**YOUR TASK:** Below are records; copy every line in them that holds the word "implementation".

Extracted data entries:
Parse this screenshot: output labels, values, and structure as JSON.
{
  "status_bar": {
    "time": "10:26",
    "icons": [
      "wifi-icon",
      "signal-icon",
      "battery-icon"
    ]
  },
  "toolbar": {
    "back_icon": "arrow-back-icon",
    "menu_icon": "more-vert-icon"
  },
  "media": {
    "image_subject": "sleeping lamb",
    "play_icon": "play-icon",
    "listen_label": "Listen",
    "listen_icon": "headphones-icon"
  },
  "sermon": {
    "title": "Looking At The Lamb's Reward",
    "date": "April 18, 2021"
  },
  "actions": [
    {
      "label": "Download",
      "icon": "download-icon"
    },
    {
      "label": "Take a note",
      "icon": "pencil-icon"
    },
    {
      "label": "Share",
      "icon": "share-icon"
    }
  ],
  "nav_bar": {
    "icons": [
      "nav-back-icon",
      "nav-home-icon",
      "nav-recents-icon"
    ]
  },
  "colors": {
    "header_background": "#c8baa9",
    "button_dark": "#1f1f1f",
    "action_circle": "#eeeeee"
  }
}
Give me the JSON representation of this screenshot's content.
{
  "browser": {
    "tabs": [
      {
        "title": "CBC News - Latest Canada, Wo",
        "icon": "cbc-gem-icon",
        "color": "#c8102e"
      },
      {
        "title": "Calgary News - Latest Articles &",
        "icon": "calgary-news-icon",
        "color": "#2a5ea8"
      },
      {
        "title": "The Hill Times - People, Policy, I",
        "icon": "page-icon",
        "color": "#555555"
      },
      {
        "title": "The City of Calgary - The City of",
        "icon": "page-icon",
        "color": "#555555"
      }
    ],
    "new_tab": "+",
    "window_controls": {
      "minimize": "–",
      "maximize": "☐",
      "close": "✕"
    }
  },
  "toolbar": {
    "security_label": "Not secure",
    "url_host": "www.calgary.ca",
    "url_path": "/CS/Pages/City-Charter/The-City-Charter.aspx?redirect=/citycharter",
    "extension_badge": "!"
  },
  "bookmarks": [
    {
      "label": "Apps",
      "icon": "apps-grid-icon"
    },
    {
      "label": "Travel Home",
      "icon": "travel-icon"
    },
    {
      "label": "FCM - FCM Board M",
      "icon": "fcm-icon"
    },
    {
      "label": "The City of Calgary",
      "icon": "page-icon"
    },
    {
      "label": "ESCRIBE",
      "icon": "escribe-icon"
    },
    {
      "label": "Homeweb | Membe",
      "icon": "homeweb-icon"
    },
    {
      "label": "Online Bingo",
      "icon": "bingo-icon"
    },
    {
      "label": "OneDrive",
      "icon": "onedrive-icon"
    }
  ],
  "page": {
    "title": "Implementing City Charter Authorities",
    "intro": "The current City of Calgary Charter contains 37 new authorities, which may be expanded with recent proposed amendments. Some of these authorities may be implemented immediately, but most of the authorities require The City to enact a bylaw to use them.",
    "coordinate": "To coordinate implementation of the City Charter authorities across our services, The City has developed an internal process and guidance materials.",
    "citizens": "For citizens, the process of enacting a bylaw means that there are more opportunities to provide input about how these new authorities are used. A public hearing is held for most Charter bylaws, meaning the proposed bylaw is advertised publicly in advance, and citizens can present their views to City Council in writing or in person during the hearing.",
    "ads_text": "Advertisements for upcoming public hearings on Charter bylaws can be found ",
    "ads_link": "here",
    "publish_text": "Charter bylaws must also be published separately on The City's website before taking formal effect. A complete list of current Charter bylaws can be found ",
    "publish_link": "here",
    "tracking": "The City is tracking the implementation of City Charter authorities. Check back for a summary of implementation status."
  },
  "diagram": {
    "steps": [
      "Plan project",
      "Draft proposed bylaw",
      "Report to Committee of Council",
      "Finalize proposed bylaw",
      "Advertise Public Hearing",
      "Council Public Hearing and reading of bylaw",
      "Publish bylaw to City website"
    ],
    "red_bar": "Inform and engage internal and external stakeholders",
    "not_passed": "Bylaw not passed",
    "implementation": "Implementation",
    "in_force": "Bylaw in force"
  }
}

**EXERCISE RESULT:**
    "coordinate": "To coordinate implementation of the City Charter authorities across our services, The City has developed an internal process and guidance materials.",
    "tracking": "The City is tracking the implementation of City Charter authorities. Check back for a summary of implementation status."
    "implementation": "Implementation",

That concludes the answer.